What to produce
If a line in the listing includes the word "JSON", copy it out.

Records for the task
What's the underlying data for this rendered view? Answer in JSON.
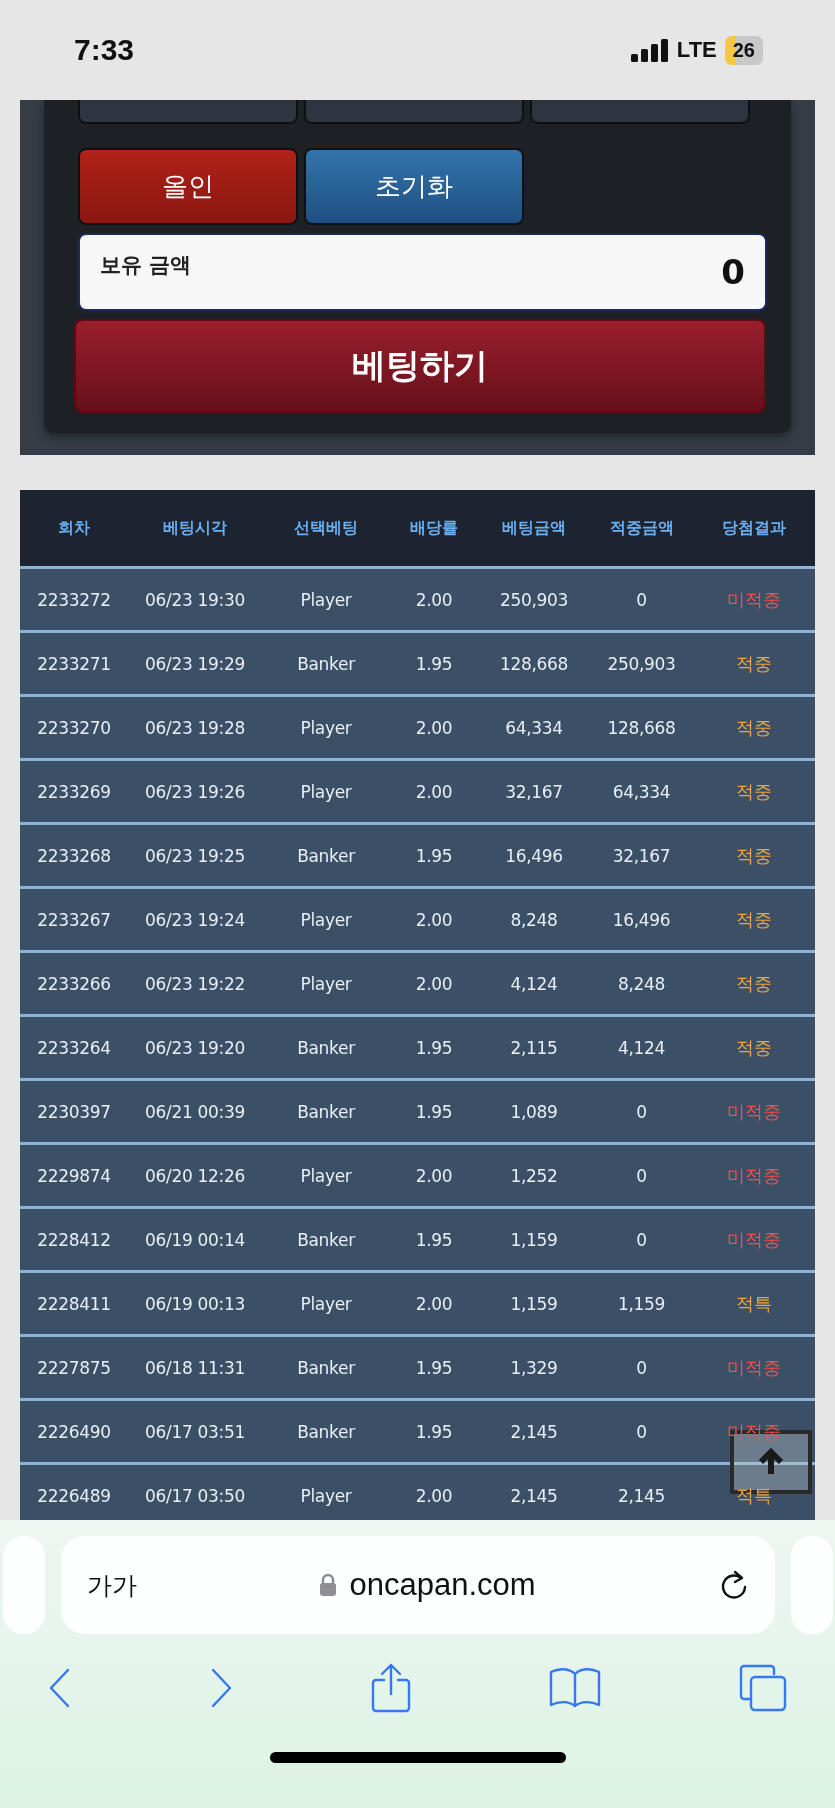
{
  "status_bar": {
    "time": "7:33",
    "network": "LTE",
    "battery": "26"
  },
  "controls": {
    "all_in": "올인",
    "reset": "초기화",
    "balance_label": "보유 금액",
    "balance_value": "0",
    "bet_button": "베팅하기"
  },
  "table": {
    "columns": [
      "회차",
      "베팅시각",
      "선택베팅",
      "배당률",
      "베팅금액",
      "적중금액",
      "당첨결과"
    ],
    "rows": [
      {
        "cells": [
          "2233272",
          "06/23 19:30",
          "Player",
          "2.00",
          "250,903",
          "0",
          "미적중"
        ],
        "hit": false
      },
      {
        "cells": [
          "2233271",
          "06/23 19:29",
          "Banker",
          "1.95",
          "128,668",
          "250,903",
          "적중"
        ],
        "hit": true
      },
      {
        "cells": [
          "2233270",
          "06/23 19:28",
          "Player",
          "2.00",
          "64,334",
          "128,668",
          "적중"
        ],
        "hit": true
      },
      {
        "cells": [
          "2233269",
          "06/23 19:26",
          "Player",
          "2.00",
          "32,167",
          "64,334",
          "적중"
        ],
        "hit": true
      },
      {
        "cells": [
          "2233268",
          "06/23 19:25",
          "Banker",
          "1.95",
          "16,496",
          "32,167",
          "적중"
        ],
        "hit": true
      },
      {
        "cells": [
          "2233267",
          "06/23 19:24",
          "Player",
          "2.00",
          "8,248",
          "16,496",
          "적중"
        ],
        "hit": true
      },
      {
        "cells": [
          "2233266",
          "06/23 19:22",
          "Player",
          "2.00",
          "4,124",
          "8,248",
          "적중"
        ],
        "hit": true
      },
      {
        "cells": [
          "2233264",
          "06/23 19:20",
          "Banker",
          "1.95",
          "2,115",
          "4,124",
          "적중"
        ],
        "hit": true
      },
      {
        "cells": [
          "2230397",
          "06/21 00:39",
          "Banker",
          "1.95",
          "1,089",
          "0",
          "미적중"
        ],
        "hit": false
      },
      {
        "cells": [
          "2229874",
          "06/20 12:26",
          "Player",
          "2.00",
          "1,252",
          "0",
          "미적중"
        ],
        "hit": false
      },
      {
        "cells": [
          "2228412",
          "06/19 00:14",
          "Banker",
          "1.95",
          "1,159",
          "0",
          "미적중"
        ],
        "hit": false
      },
      {
        "cells": [
          "2228411",
          "06/19 00:13",
          "Player",
          "2.00",
          "1,159",
          "1,159",
          "적특"
        ],
        "hit": true
      },
      {
        "cells": [
          "2227875",
          "06/18 11:31",
          "Banker",
          "1.95",
          "1,329",
          "0",
          "미적중"
        ],
        "hit": false
      },
      {
        "cells": [
          "2226490",
          "06/17 03:51",
          "Banker",
          "1.95",
          "2,145",
          "0",
          "미적중"
        ],
        "hit": false
      },
      {
        "cells": [
          "2226489",
          "06/17 03:50",
          "Player",
          "2.00",
          "2,145",
          "2,145",
          "적특"
        ],
        "hit": true
      }
    ]
  },
  "browser": {
    "text_size": "가가",
    "url": "oncapan.com"
  }
}
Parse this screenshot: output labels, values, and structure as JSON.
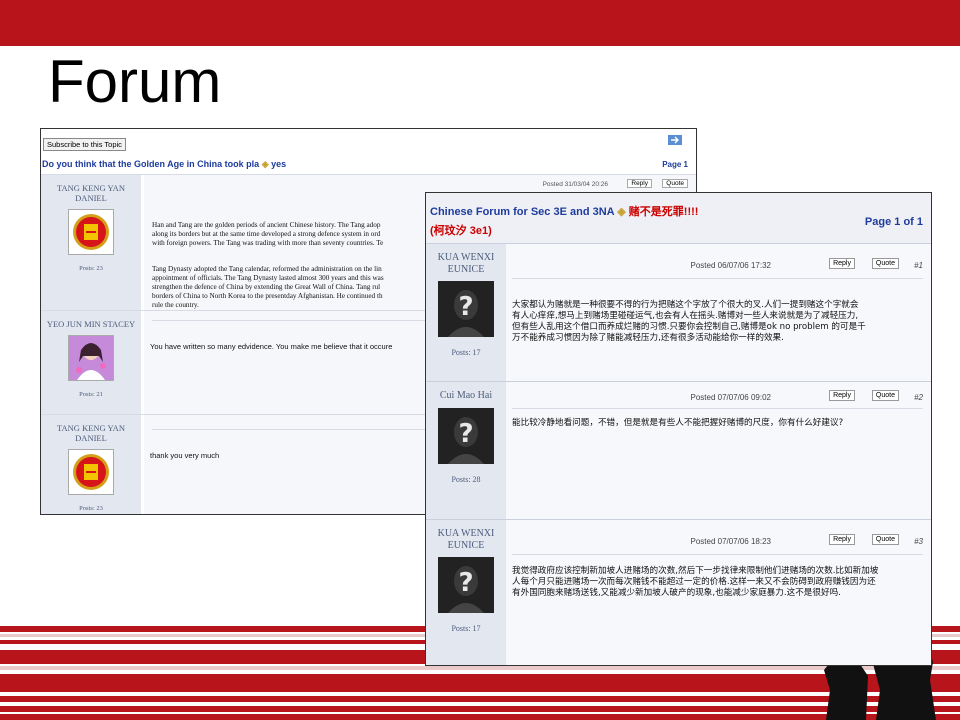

Exercise result
What's the underlying data for this rendered view? Answer in JSON.
Parse this screenshot: output labels, values, and structure as JSON.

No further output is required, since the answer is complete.